After having a baby, you may wonder how and when you can hop back on the workout wagon. Starting a fitness routine after giving birth can give you something to focus on besides motherhood, and it is a healthy way to get back in shape and boost your mood. Here are some tips and considerations for postpartum workouts.
First and foremost, clear your exercise plans with your doctor. While some women feel up to working out within a week or two of giving birth, it entirely depends on the circumstances of your labor and delivery, as well as your recovery. Your doctor may have you start slowly with short walks before easing back into your regular routine, and he or she may expect you to wait until your six-week postpartum visit before giving you the go-ahead.
Focus on stretching exercises that improve your flexibility. After nine months of pregnancy, your muscles may have lost some of their tone, and your range of motion may have been limited. These low-key exercises will help your muscles become more limber and strong, which is helpful when picking up your little one all day. In fact, you can do yoga or Pilates as your child plays on the floor next to you.
Be careful when attempting abdominal exercises. Your abdominal muscles were probably stretched out of shape during your pregnancy, and the vertical muscle in the center of your abdomen may have even split (this condition is called “diastasis recti”). You might find exercises done on all fours (the quadruped position) to be the most comfortable at first.

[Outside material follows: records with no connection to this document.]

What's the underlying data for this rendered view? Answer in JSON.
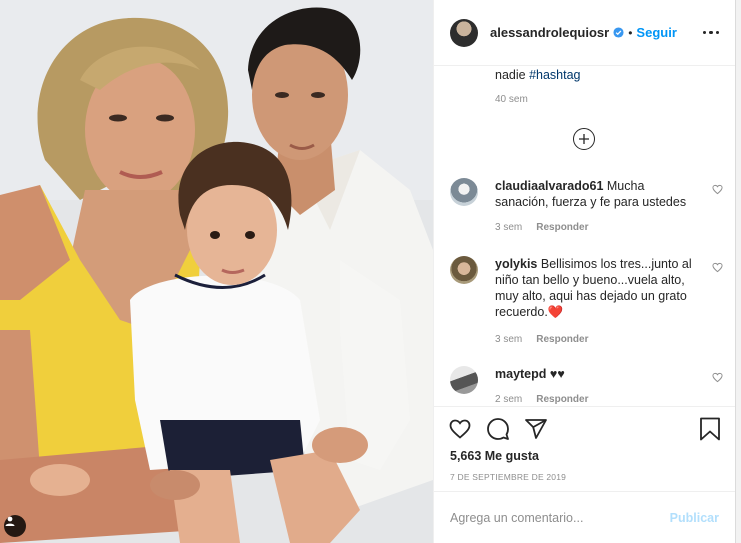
{
  "post": {
    "tag_icon": "person-tag-icon"
  },
  "header": {
    "username": "alessandrolequiosr",
    "verified_icon": "verified-badge-icon",
    "separator": "•",
    "follow_label": "Seguir",
    "more_icon": "more-options-icon"
  },
  "caption": {
    "text_start": "nadie ",
    "hashtag": "#hashtag",
    "time": "40 sem",
    "load_more_icon": "plus-circle-icon"
  },
  "comments": [
    {
      "username": "claudiaalvarado61",
      "text": "Mucha sanación, fuerza y fe para ustedes",
      "time": "3 sem",
      "reply_label": "Responder"
    },
    {
      "username": "yolykis",
      "text": "Bellisimos los tres...junto al niño tan bello y bueno...vuela alto, muy alto, aqui has dejado un grato recuerdo.",
      "emoji": "❤️",
      "time": "3 sem",
      "reply_label": "Responder"
    },
    {
      "username": "maytepd",
      "text": "♥♥",
      "time": "2 sem",
      "reply_label": "Responder"
    }
  ],
  "actions": {
    "like_icon": "heart-icon",
    "comment_icon": "comment-icon",
    "share_icon": "share-icon",
    "save_icon": "bookmark-icon",
    "likes": "5,663 Me gusta",
    "date": "7 DE SEPTIEMBRE DE 2019"
  },
  "composer": {
    "placeholder": "Agrega un comentario...",
    "post_label": "Publicar"
  },
  "colors": {
    "accent": "#0095f6",
    "post_disabled": "#b2dffc",
    "hashtag": "#00376b",
    "muted": "#8e8e8e"
  }
}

Take up walking and comparable low-impact exercises, at least at first. Because of relaxin, a hormone produced during pregnancy that causes the joints to relax, your joints will still be “loose” for a few weeks post-partum. This increases your risk of injury somewhat. Low-impact exercises are easy on the joints and do not need quick, reflexive movements, but they still provide the cardio benefits you need.
If exercising alone is impossible, you can bring your baby along for your workouts. A jogging stroller is a great asset that allows you to maneuver through trails, bumpy sidewalks, or other terrain with your little one in tow. You can also look into fitness centers with on-site childcare available, or locate a facility offering “mommy-and-me” classes that incorporate babies into the workouts.
If you breastfeed, there are a few things to consider when working out. First and foremost, you shouldn’t forget that breastfeeding alone needs 300-500 extra calories each day, so do not burn your way into a deficit. This can hurt your milk supply. In addition, you should find supportive sports bras, or consider layering two of them for extra support. You may be more comfortable if you nurse or pump before your workout. Finally, drink plenty of water before, during, and after your workout. Becoming dehydrated will not only leave you feeling awful, but your milk supply can suffer.
Besides the obvious health benefits of exercise, working out after having a baby may help you feel in control of your body once more. With your doctor’s permission, use these ideas to get moving and find your way back to your old self.